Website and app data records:
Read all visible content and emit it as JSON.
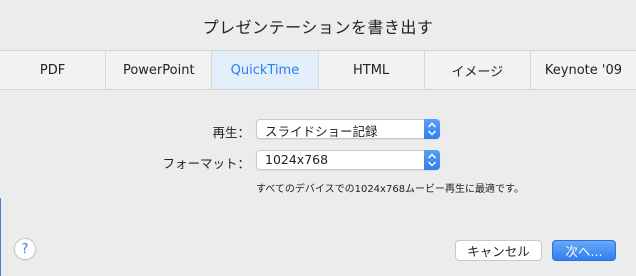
{
  "dialog": {
    "title": "プレゼンテーションを書き出す"
  },
  "tabs": [
    {
      "label": "PDF"
    },
    {
      "label": "PowerPoint"
    },
    {
      "label": "QuickTime",
      "selected": true
    },
    {
      "label": "HTML"
    },
    {
      "label": "イメージ"
    },
    {
      "label": "Keynote '09"
    }
  ],
  "options": {
    "playback_label": "再生：",
    "playback_value": "スライドショー記録",
    "format_label": "フォーマット：",
    "format_value": "1024x768",
    "format_note": "すべてのデバイスでの1024x768ムービー再生に最適です。"
  },
  "footer": {
    "help_icon": "?",
    "cancel_label": "キャンセル",
    "next_label": "次へ..."
  },
  "colors": {
    "accent": "#2f7ff0",
    "selected_tab_bg": "#e3eefb"
  }
}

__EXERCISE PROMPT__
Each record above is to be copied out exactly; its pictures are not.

__OUTPUT__
Read all visible content and emit it as JSON.
{
  "dialog": {
    "title": "プレゼンテーションを書き出す"
  },
  "tabs": [
    {
      "label": "PDF"
    },
    {
      "label": "PowerPoint"
    },
    {
      "label": "QuickTime",
      "selected": true
    },
    {
      "label": "HTML"
    },
    {
      "label": "イメージ"
    },
    {
      "label": "Keynote '09"
    }
  ],
  "options": {
    "playback_label": "再生：",
    "playback_value": "スライドショー記録",
    "format_label": "フォーマット：",
    "format_value": "1024x768",
    "format_note": "すべてのデバイスでの1024x768ムービー再生に最適です。"
  },
  "footer": {
    "help_icon": "?",
    "cancel_label": "キャンセル",
    "next_label": "次へ..."
  },
  "colors": {
    "accent": "#2f7ff0",
    "selected_tab_bg": "#e3eefb"
  }
}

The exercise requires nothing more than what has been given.